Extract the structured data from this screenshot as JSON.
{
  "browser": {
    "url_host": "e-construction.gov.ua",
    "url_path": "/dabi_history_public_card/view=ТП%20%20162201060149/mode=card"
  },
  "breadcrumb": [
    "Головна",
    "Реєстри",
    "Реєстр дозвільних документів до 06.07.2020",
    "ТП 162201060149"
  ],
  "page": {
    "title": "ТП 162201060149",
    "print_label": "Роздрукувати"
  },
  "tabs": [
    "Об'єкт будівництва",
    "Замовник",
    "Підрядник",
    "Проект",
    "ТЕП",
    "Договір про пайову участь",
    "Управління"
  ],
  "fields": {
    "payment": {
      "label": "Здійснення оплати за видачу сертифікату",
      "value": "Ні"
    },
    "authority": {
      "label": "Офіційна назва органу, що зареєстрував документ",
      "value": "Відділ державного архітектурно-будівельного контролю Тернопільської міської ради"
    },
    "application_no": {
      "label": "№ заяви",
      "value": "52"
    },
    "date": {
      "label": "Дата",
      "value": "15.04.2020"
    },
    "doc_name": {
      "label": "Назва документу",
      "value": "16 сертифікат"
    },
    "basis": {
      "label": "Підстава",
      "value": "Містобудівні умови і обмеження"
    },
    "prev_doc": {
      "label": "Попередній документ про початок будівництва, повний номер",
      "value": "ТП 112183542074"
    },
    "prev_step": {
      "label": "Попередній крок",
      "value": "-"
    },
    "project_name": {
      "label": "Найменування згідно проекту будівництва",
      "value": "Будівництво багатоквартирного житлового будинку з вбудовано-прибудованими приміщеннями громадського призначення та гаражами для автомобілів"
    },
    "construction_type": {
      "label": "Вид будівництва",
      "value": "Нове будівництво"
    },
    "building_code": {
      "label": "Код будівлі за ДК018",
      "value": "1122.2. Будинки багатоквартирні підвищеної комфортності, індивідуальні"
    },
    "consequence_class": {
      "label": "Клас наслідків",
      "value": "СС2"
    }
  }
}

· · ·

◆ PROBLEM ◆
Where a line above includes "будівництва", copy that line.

◆ RESULT OF THIS TASK ◆
    "Об'єкт будівництва",
      "label": "Попередній документ про початок будівництва, повний номер",
      "label": "Найменування згідно проекту будівництва",
      "label": "Вид будівництва",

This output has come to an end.